#### DATA TO PROCESS ####
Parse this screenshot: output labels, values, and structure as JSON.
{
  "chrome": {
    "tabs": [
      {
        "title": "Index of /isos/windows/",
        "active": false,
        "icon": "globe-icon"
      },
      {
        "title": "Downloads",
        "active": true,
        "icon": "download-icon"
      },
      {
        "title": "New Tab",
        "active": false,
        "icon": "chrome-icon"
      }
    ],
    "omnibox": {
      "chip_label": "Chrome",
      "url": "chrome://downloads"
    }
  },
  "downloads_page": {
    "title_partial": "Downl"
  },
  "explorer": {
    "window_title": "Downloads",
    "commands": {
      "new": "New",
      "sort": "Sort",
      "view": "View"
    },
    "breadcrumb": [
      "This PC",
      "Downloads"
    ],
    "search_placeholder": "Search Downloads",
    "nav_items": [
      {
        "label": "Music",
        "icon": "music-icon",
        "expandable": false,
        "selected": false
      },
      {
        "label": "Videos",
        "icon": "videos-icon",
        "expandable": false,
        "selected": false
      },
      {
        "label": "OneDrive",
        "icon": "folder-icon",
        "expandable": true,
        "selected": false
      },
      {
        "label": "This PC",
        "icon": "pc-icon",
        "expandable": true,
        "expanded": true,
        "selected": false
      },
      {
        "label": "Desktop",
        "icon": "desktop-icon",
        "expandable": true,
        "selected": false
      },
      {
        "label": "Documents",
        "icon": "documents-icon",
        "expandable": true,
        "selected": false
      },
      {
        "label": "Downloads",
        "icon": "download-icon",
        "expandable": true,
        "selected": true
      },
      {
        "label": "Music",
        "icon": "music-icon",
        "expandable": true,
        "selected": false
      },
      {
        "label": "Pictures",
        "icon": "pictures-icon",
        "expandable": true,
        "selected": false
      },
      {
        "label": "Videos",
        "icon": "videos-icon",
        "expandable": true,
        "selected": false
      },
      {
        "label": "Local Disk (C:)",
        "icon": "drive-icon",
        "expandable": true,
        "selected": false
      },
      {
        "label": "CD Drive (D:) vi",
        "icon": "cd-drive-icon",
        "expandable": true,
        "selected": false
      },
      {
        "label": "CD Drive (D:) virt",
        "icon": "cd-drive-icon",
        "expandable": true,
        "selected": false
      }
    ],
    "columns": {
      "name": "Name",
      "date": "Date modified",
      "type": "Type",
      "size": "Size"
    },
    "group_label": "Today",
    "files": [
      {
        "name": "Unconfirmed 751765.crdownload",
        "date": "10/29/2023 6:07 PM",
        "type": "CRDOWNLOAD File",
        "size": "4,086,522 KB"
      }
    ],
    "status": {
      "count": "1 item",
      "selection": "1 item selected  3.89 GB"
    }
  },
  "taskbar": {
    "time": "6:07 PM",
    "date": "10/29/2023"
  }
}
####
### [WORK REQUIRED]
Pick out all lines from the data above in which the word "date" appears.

### [RESPONSE AREA]
      "date": "Date modified",
        "date": "10/29/2023 6:07 PM",
    "date": "10/29/2023"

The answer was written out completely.